Watch mesmerizing footage of the recent discovery within the Papahānaumokuākea Marine National Monument.
This past summer, a team of scientists discovered a gigantic sea sponge the size of a minivan. In a report released last week, those scientists say they believe the 12-foot-by-7-foot sponge might be the largest known sponge in the world.
The team encountered the massive sponge during a deep-sea expedition aboard the NOAA ship Okeanos Explorer, while exploring about 7,000 feet below the surface within the Papahānaumokuākea Marine National Monument.
“Holy guacamole!” one of the scientist exclaims in the video. “Look at the size of this thing! That, by far, is probably the biggest sponge I have ever seen.”
The sponge exceeded the dimensions of the largest sponge reported in literature. The largest dimensions previously reported belonged to a colony of Aphrocallistes vastus Schulze discovered in the shallow waters off western Canada, measuring roughly 11 feet by 6 1/2 feet. NOAA scientists recently published their findings in the scientific journal Marine Biodiversity.
“Finding such an enormous and presumably old sponge emphasizes how much can be learned from studying deep and pristine environments such as those found in the remote Papahānaumokuākea Marine National Monument,” says research specialist Daniel Wagner, who is also the science lead of the expedition with NOAA’s Office of National Marine Sanctuaries.
Scientists say some massive species of sponges are also found in shallow waters, and could live for more than 2,300 years. The report also highlights how the deepest parts of the oceans remain largely unexplored.
This discovery off Hawaiian waters is not the first to make headlines this year.

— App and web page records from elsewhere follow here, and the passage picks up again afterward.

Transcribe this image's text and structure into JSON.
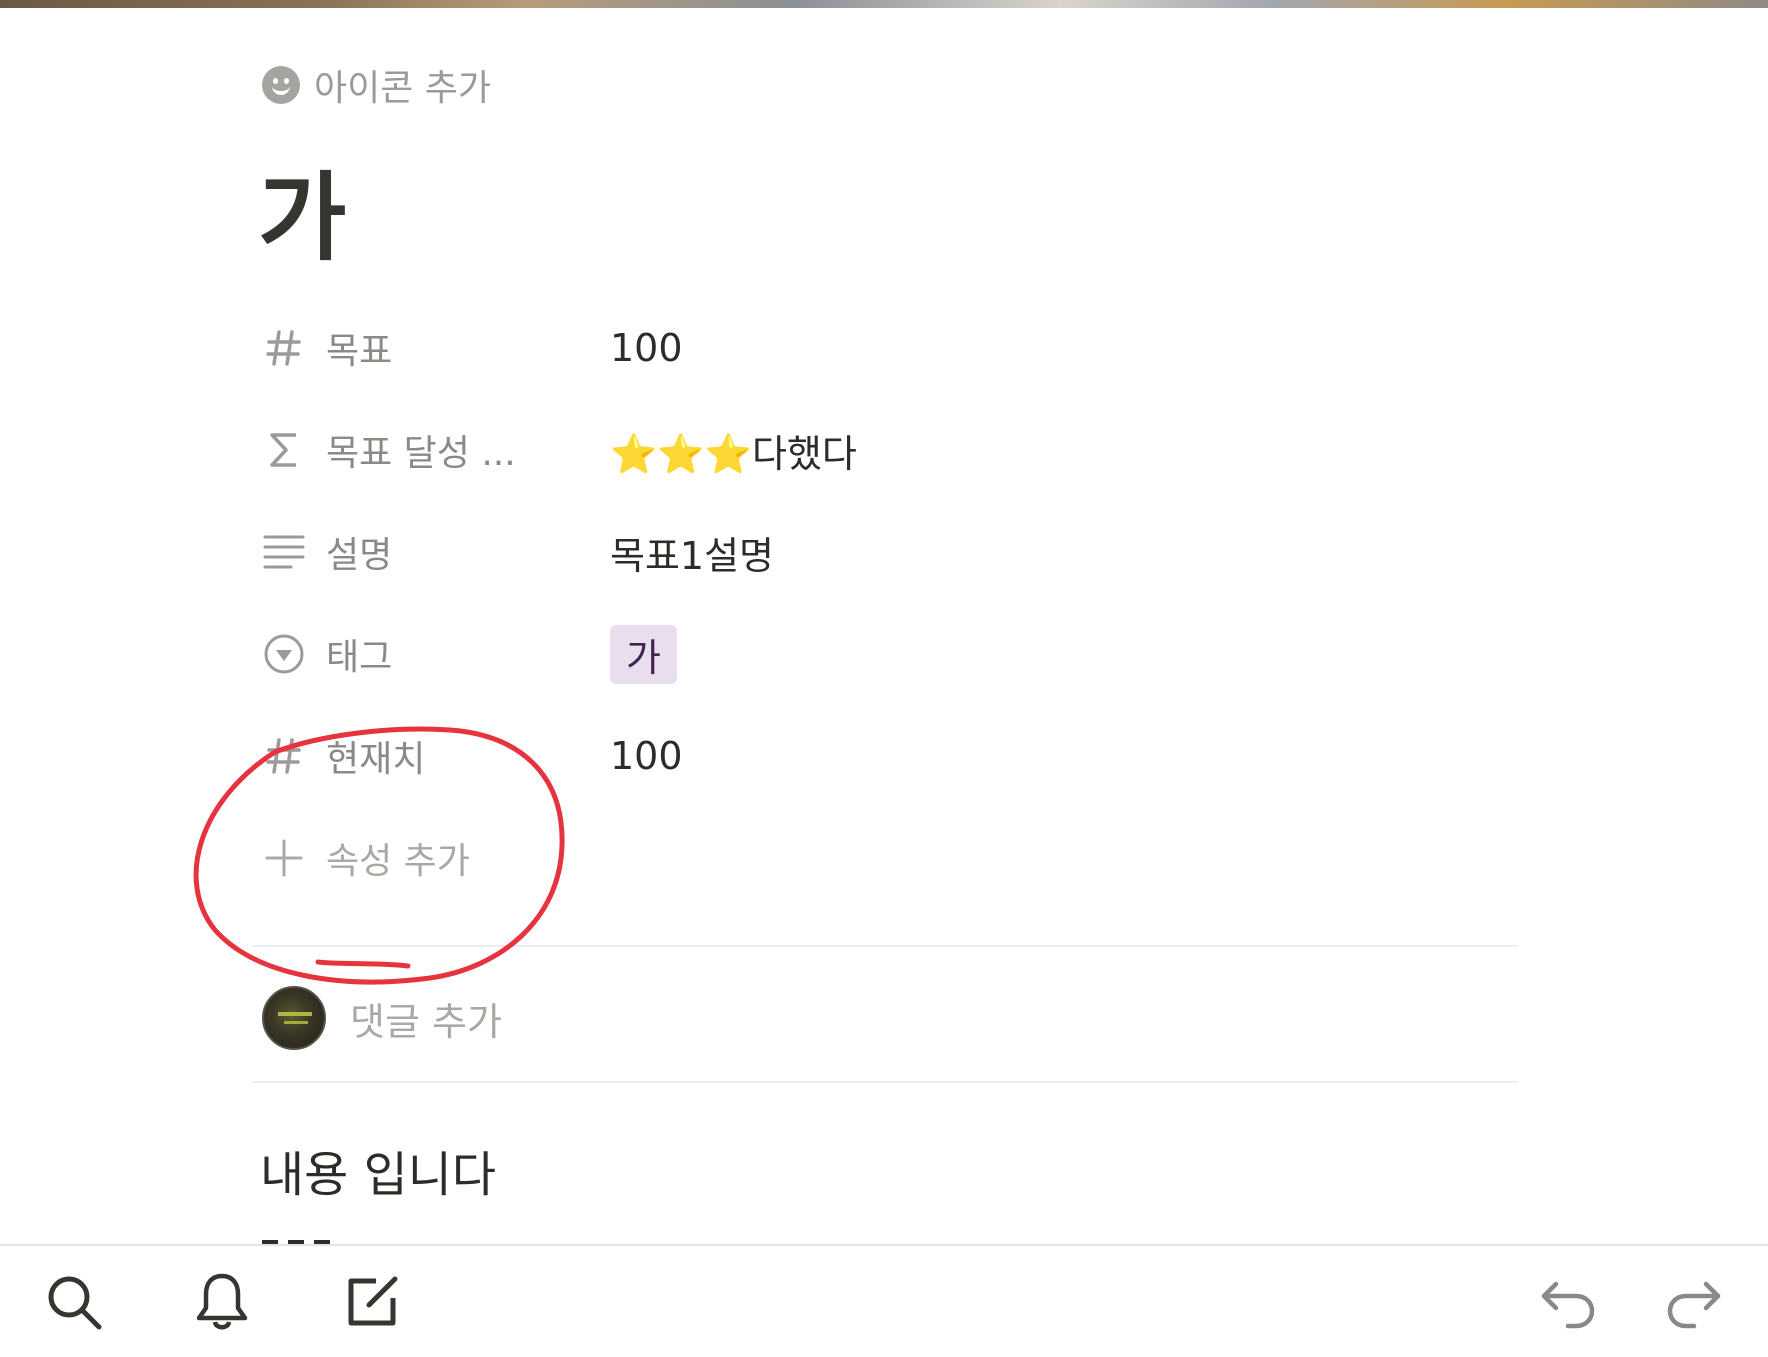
{
  "header": {
    "add_icon_label": "아이콘 추가",
    "title": "가"
  },
  "properties": [
    {
      "icon": "hash-icon",
      "name": "목표",
      "value": "100"
    },
    {
      "icon": "sigma-icon",
      "name": "목표 달성 ...",
      "value": "⭐⭐⭐다했다"
    },
    {
      "icon": "text-lines-icon",
      "name": "설명",
      "value": "목표1설명"
    },
    {
      "icon": "select-circle-icon",
      "name": "태그",
      "value": "가"
    },
    {
      "icon": "hash-icon",
      "name": "현재치",
      "value": "100"
    }
  ],
  "add_property": {
    "icon": "plus-icon",
    "label": "속성 추가"
  },
  "comments": {
    "placeholder": "댓글 추가"
  },
  "content": {
    "text": "내용 입니다"
  },
  "toolbar": {
    "left": [
      "search-icon",
      "bell-icon",
      "compose-icon"
    ],
    "right": [
      "undo-icon",
      "redo-icon"
    ]
  },
  "colors": {
    "tag_background": "#e8deee",
    "tag_text": "#412454",
    "annotation_circle": "#e5343e"
  }
}
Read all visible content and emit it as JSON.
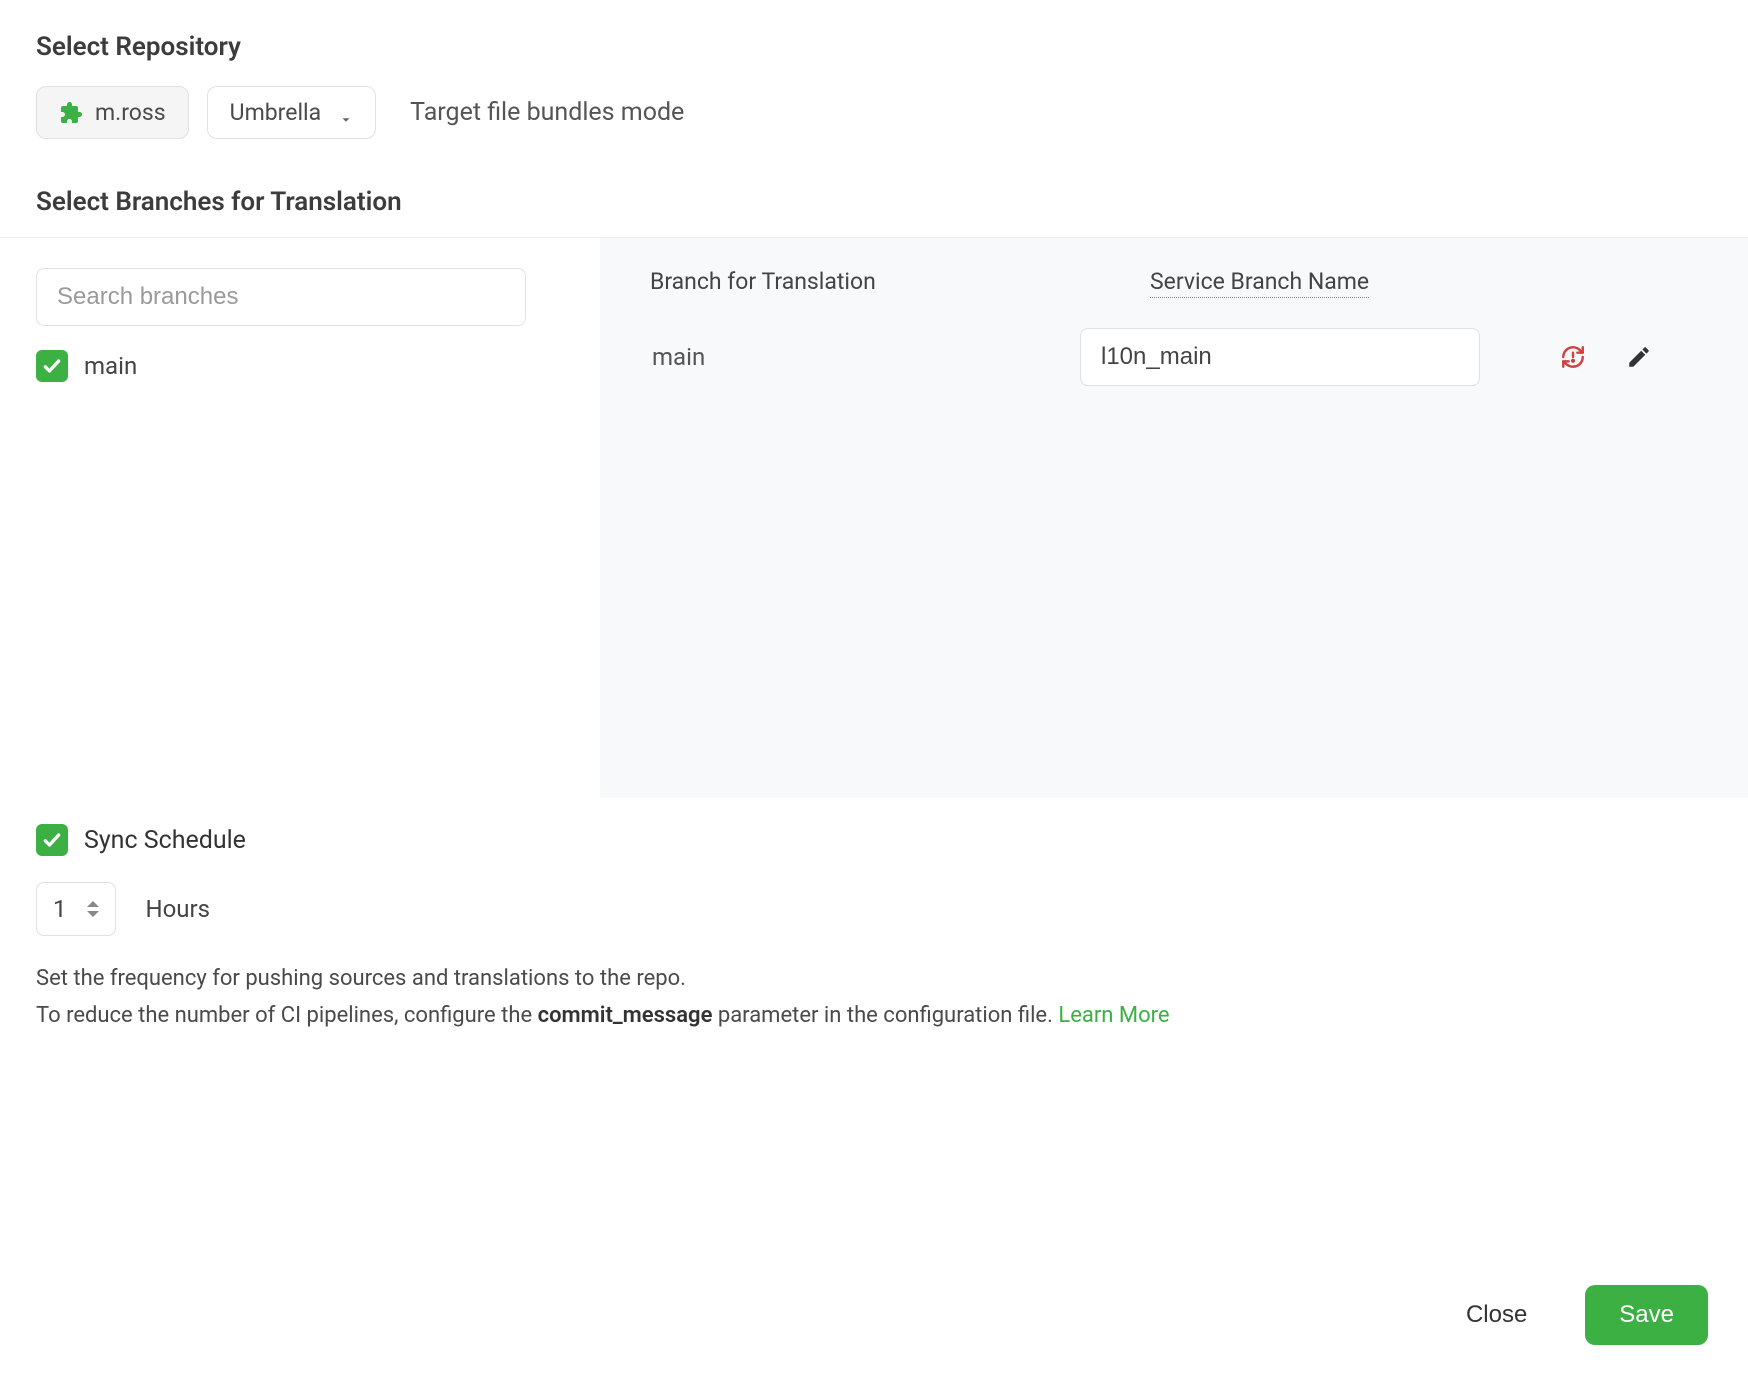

In March, scientists came across a new species of octopus that looked like Casper the ghost.